By Illinois Review
Mayor Keith Pekau controls Orland Park, a suburb of Chicago with a population less than 60,000, like a dictator – governing by power and fear – attacking political opponents, controlling businesses, and rewarding campaign donors with village contracts.
He also seeks complete control at Village Hall, and it’s why Pekau is on the ultimate power trip being dubbed as a “referendum” to expand his mayoral power and salary now that he’s stuck in his role as mayor for the next two years after losing his congressional bid in November.
And after his first term as mayor, Pekau campaigned for re-election on term limits, pushing for a 3-term, term limit, meaning Pekau can serve as the leader of Orland Park through 2033.
But under the new form of government that Pekau is pushing in the referendum, he could easily eliminate the term limits by a simple resolution.
And also under this new form of government, Pekau could instruct the Orland Park police chief to quietly assemble a special unit of officers to provide full-time, executive protection – including a motorcade of SUVs, officers at his home and office, guarding him around the clock, no matter where he is.
In Russia, President Vladamir Putin pushed a similar resolution, extending presidential term limits to another two terms – meaning Putin can serve as the leader of Russian through 2036.
Putin also controls businesses and media companies. And he just recently signed into law, legislation that criminalizes news publications from reporting anything that contradicts Putin’s side of the story, or is critical of him.
Pekau publishes a weekly Mayor’s Update, where he viciously attacks political opponents and uses his mayoral platform to control the narrative and slander any negative media coverage of himself.
When Putin was elected president of Russia in 2000, he used his office to target any Russian oligarch that threatened his power with the business community.
Putin also had a message for the business community: submit to my authority or face severe consequences.
And multiple sources confirm to Illinois Review that Pekau practices a style similar to Putin’s, where he threatens and intimidates local business owners into doing what he says, or they face the consequences.
In addition to being mayor, Pekau is also the village’s liquor commissioner – meaning he approves, denies or suspends liquor licenses throughout town – making him the most powerful person in the local restaurant and bar community.
And many restaurant owners, who asked Illinois Review not to reveal their identities for fear of retribution, are worried if they don’t do what he says, as liquor commissioner, Pekau could terminate their licenses – eliminating a major source of their revenue and causing them to potentially shut down altogether.
It’s no wonder why patrons of so many of Orland’s bars and restaurants have to fight a barrage of Pekau’s campaign signs to gain access to these establishments, as no owner would want to willingly turn off half their clientele.
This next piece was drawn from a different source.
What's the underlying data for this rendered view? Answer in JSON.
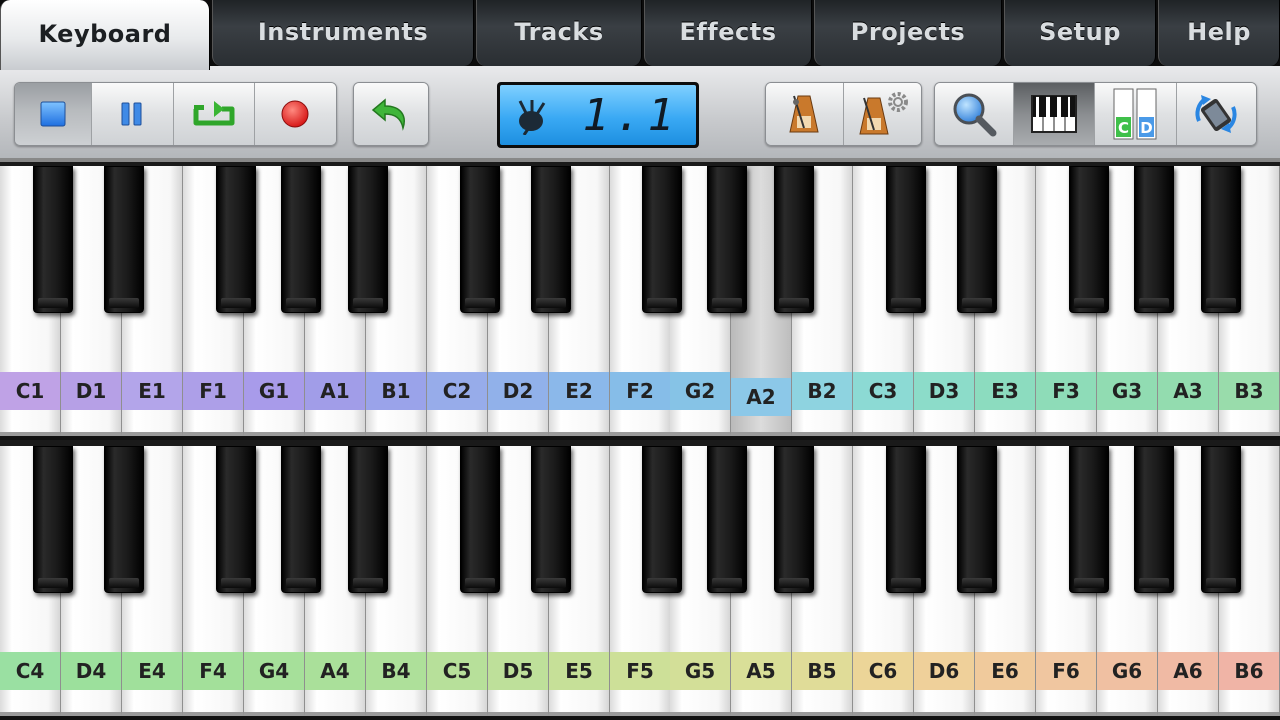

Pekau also rewards his top campaign contributors with consulting agreements, when last March, Pekau and the village board voted in favor of signing a six-figure consulting agreement with one of the mayor’s biggest donors to develop village-owned property along one of Orland Park’s busiest corridors.
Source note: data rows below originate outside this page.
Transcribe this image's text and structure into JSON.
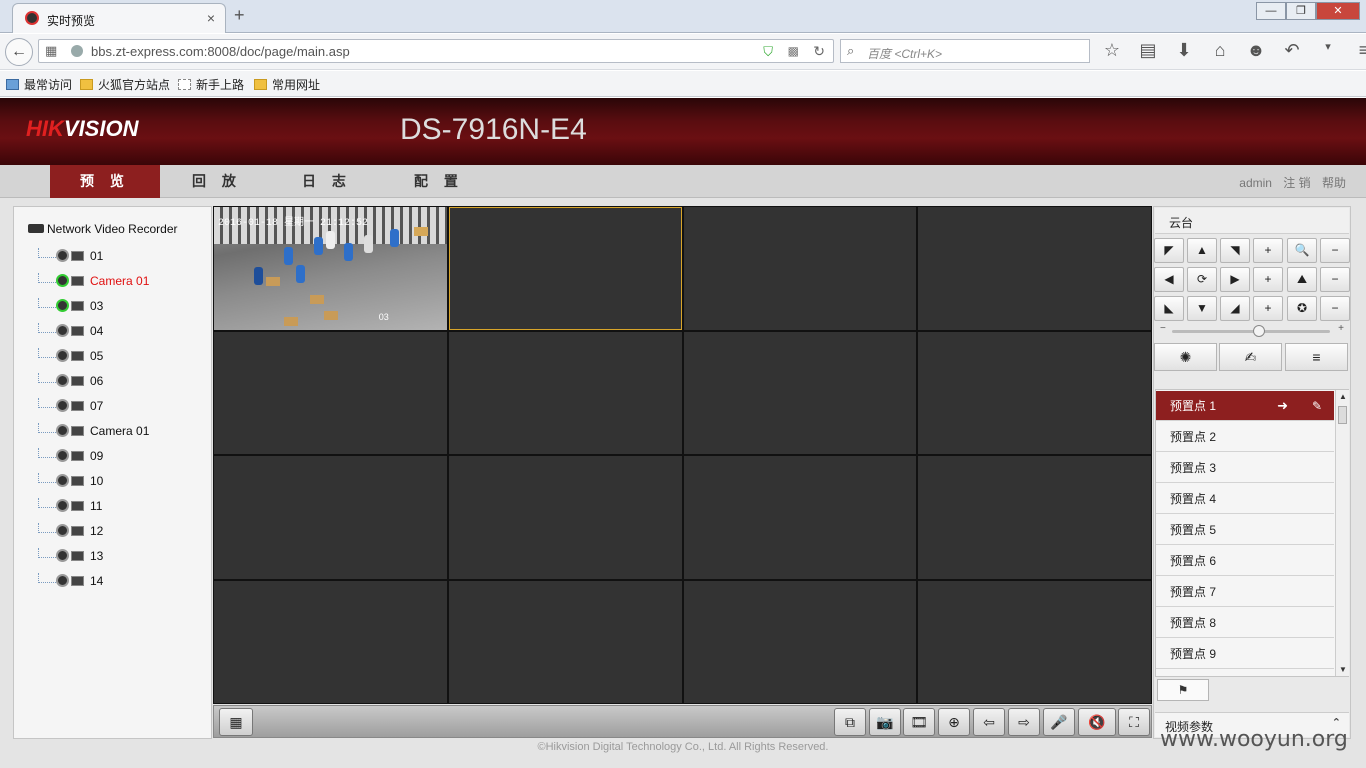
{
  "browser": {
    "tab_title": "实时预览",
    "tab_close": "×",
    "new_tab": "+",
    "url": "bbs.zt-express.com:8008/doc/page/main.asp",
    "search_placeholder": "百度 <Ctrl+K>",
    "window_buttons": [
      "—",
      "❐",
      "✕"
    ],
    "toolbar_icons": [
      "star-icon",
      "reading-list-icon",
      "download-icon",
      "home-icon",
      "chat-icon",
      "undo-icon",
      "dropdown-icon",
      "menu-icon"
    ],
    "bookmarks": [
      "最常访问",
      "火狐官方站点",
      "新手上路",
      "常用网址"
    ]
  },
  "app": {
    "logo": "HIKVISION",
    "model": "DS-7916N-E4",
    "menu": [
      "预 览",
      "回 放",
      "日 志",
      "配 置"
    ],
    "active_menu_index": 0,
    "user": "admin",
    "logout": "注 销",
    "help": "帮助"
  },
  "tree": {
    "root": "Network Video Recorder",
    "cameras": [
      {
        "label": "01",
        "online": false,
        "selected": false
      },
      {
        "label": "Camera 01",
        "online": true,
        "selected": true
      },
      {
        "label": "03",
        "online": true,
        "selected": false
      },
      {
        "label": "04",
        "online": false,
        "selected": false
      },
      {
        "label": "05",
        "online": false,
        "selected": false
      },
      {
        "label": "06",
        "online": false,
        "selected": false
      },
      {
        "label": "07",
        "online": false,
        "selected": false
      },
      {
        "label": "Camera 01",
        "online": false,
        "selected": false
      },
      {
        "label": "09",
        "online": false,
        "selected": false
      },
      {
        "label": "10",
        "online": false,
        "selected": false
      },
      {
        "label": "11",
        "online": false,
        "selected": false
      },
      {
        "label": "12",
        "online": false,
        "selected": false
      },
      {
        "label": "13",
        "online": false,
        "selected": false
      },
      {
        "label": "14",
        "online": false,
        "selected": false
      }
    ]
  },
  "video": {
    "osd_text": "2016-01-18 星期一 21:12:52",
    "channel_label": "03",
    "selected_cell": 1
  },
  "ptz": {
    "title": "云台",
    "grid": [
      "◤",
      "▲",
      "◥",
      "+",
      "🔍",
      "−",
      "◀",
      "⟳",
      "▶",
      "+",
      "⛰",
      "−",
      "◣",
      "▼",
      "◢",
      "+",
      "✪",
      "−"
    ],
    "slider_minus": "−",
    "slider_plus": "+",
    "slider_level": 0.55,
    "function_icons": [
      "✺",
      "✍",
      "≡"
    ]
  },
  "presets": {
    "items": [
      "预置点 1",
      "预置点 2",
      "预置点 3",
      "预置点 4",
      "预置点 5",
      "预置点 6",
      "预置点 7",
      "预置点 8",
      "预置点 9"
    ],
    "active_index": 0,
    "go_icon": "➜",
    "edit_icon": "✎",
    "flag_icon": "⚑"
  },
  "video_params": {
    "label": "视频参数",
    "chevron": "⌃"
  },
  "bottom_toolbar": {
    "layout_icon": "▦",
    "buttons": [
      "⧉",
      "📷",
      "🎞",
      "⊕",
      "⇦",
      "⇨",
      "🎤",
      "🔇",
      "⛶"
    ]
  },
  "footer": "©Hikvision Digital Technology Co., Ltd. All Rights Reserved.",
  "watermark": "www.wooyun.org"
}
Edwards Realty, a longtime supporter and campaign contributor to both Pekau’s mayoral and congressional campaigns, was hired in March of 2021 to consult the mayor and village board on ways to develop Orland Park’s Main Street Triangle property.
The land development deal is estimated to cost around $253 million, and the village is expected to share around $50 million.
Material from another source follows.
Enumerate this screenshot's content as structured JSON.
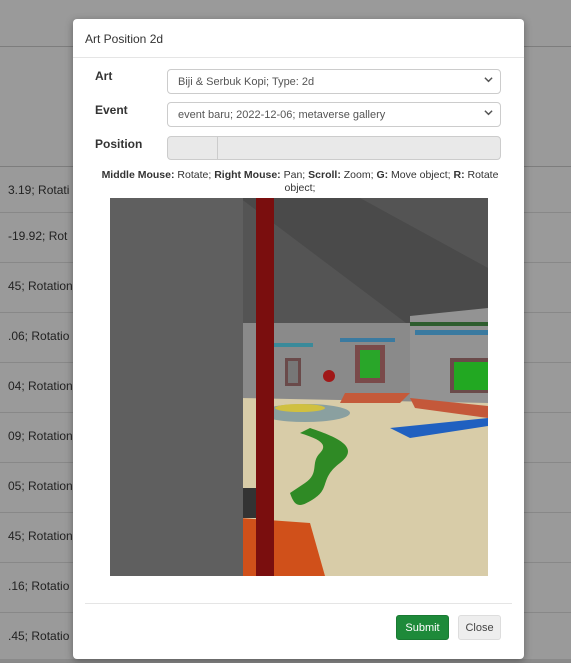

During Pekau’s congressional campaign in 2022, Open Secrets listed Edwards Realty as one of his largest campaign contributors, donating $9,800.
Hassan also maxed out his personal campaign contribution to Pekau’s congressional account, donating $5,800.
Hassan was also listed as the primary sponsor of Pekau’s boat cruise during his primary congressional campaign.
Pekau’s campaign disclosures for both his mayoral and congressional campaigns reveal a pattern of donations linked to businesses that have contracts with the Village of Orland Park – creating the optic of a pay-to-play style of politics.
The website Open Secrets reveals that his top contributors during his recent congressional campaign besides Edwards Realty, include Horton Insurance.
Horton is the village’s insurance provider.
Klein, Thorpe & Jenkins is a law firm that represents the village, and from 2017-2021, they donated $22,000 to Pekau’s mayoral campaign.
During Pekau’s congressional campaign in 2022, nine employees at Klein, Thorpe & Jenkins donated a total of $2,650 – and six of the nine donated on the very same day (March 28, 2022).
Since Pekau has been mayor, the Village of Orland Park has paid Klein, Thorpe & Jenkins over $3.2 million in legal fees between 2017-2022.
In politics, it’s all about optics, and when many of your top campaign contributors are also village contractors, it creates a situation that has the potential to attract unnecessary attention.
Political candidates always run on the platform of “service” and “serving” the community. But after they are elected, and they taste a little bit of power, then want more. And that “service” changes to “serve me.”
And Pekau is no different.